After the curtain calls Michael Schulz, general director of the Musiktheater im Revier, noted in a short speech a few days after the “Faust” award that the current political situation gives the piece urgent topicality. “Charlotte Salomon: Death and the Painter” shows the perversion of a society through ideology. It demonstrates that fear paralyzes. Like Salomon, one shouldn’t hide behind one’s own fear, but take over responsibility and act.
|Links:||Homepage of the Ballett im Revier|
|video „Charlotte Salomon: Death and the Painter“|
|Photos:||(The photos show a different cast from an earlier performance.)|

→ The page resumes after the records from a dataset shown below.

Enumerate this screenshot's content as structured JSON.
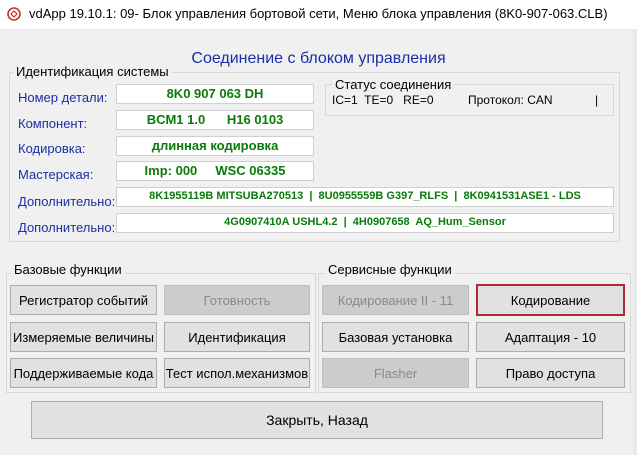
{
  "window": {
    "title": "vdApp 19.10.1: 09- Блок управления бортовой сети,  Меню блока управления (8K0-907-063.CLB)"
  },
  "heading": "Соединение с блоком управления",
  "identification": {
    "group_title": "Идентификация системы",
    "part_number_label": "Номер детали:",
    "part_number": "8K0 907 063 DH",
    "component_label": "Компонент:",
    "component": "BCM1 1.0      H16 0103",
    "coding_label": "Кодировка:",
    "coding": "длинная кодировка",
    "workshop_label": "Мастерская:",
    "workshop": "Imp: 000     WSC 06335",
    "additional_label_1": "Дополнительно:",
    "additional_1": "8K1955119B MITSUBA270513  |  8U0955559B G397_RLFS  |  8K0941531ASE1 - LDS",
    "additional_label_2": "Дополнительно:",
    "additional_2": "4G0907410A USHL4.2  |  4H0907658  AQ_Hum_Sensor"
  },
  "connection_status": {
    "group_title": "Статус соединения",
    "counters": "IC=1  TE=0   RE=0",
    "protocol": "Протокол: CAN",
    "indicator": "|"
  },
  "basic_functions": {
    "group_title": "Базовые функции",
    "event_recorder": "Регистратор событий",
    "readiness": "Готовность",
    "measured_values": "Измеряемые величины",
    "identification": "Идентификация",
    "supported_codes": "Поддерживаемые кода",
    "actuator_test": "Тест испол.механизмов"
  },
  "service_functions": {
    "group_title": "Сервисные функции",
    "coding_11": "Кодирование II - 11",
    "coding": "Кодирование",
    "basic_setting": "Базовая установка",
    "adaptation_10": "Адаптация - 10",
    "flasher": "Flasher",
    "access_rights": "Право доступа"
  },
  "close_button": "Закрыть, Назад"
}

|1.||Kusha Alexi (Charlotte), “Charlotte Salomon: Death and the Painter” by Bridget Breiner, Ballett im Revier 2015|
|2.||Kusha Alexi (Charlotte) and Junior Demitre (Daberlohn), “Charlotte Salomon: Death and the Painter” by Bridget Breiner, Ballett im Revier 2015|
|3.||Kusha Alexi (Charlotte) and Junior Demitre (Daberlohn), “Charlotte Salomon: Death and the Painter” by Bridget Breiner, Ballett im Revier 2015|
|4.||Junior Demitre (Daberlohn) and Ayako Kikuchi (Paulinka), “Charlotte Salomon: Death and the Painter” by Bridget Breiner, Ballett im Revier 2015|
|5.||Ensemble, “Charlotte Salomon: Death and the Painter” by Bridget Breiner, Ballett im Revier 2015|
|6.||Rita Duclos (Grandmother Solo) and Kusha Alexi (Charlotte), “Charlotte Salomon: Death and the Painter” by Bridget Breiner, Ballett im Revier 2015|
|7.||Kusha Alexi (Charlotte), Hugo Mercier and Rita Duclos (Grandmother Solo), “Charlotte Salomon: Death and the Painter” by Bridget Breiner, Ballett im Revier 2015|
|8.||José Urrutia, Nora Brown and Valentin Juteau, “Charlotte Salomon: Death and the Painter” by Bridget Breiner, Ballett im Revier 2015|
|9.||José Urrutia, Nora Brown and Fabio Boccalatte, “Charlotte Salomon: Death and the Painter” by Bridget Breiner, Ballett im Revier 2015|
|10.||Jonathan Ollivier (Death) and Kusha Alexi (Charlotte), “Charlotte Salomon: Death and the Painter” by Bridget Breiner, Ballett im Revier 2015|
|11.||Jonathan Ollivier (Death) and Kusha Alexi (Charlotte), “Charlotte Salomon: Death and the Painter” by Bridget Breiner, Ballett im Revier 2015|
|12.||Kusha Alexi (Charlotte) and Jonathan Ollivier (Death), “Charlotte Salomon: Death and the Painter” by Bridget Breiner, Ballett im Revier 2015|
|all photos © Costin Radu 2015|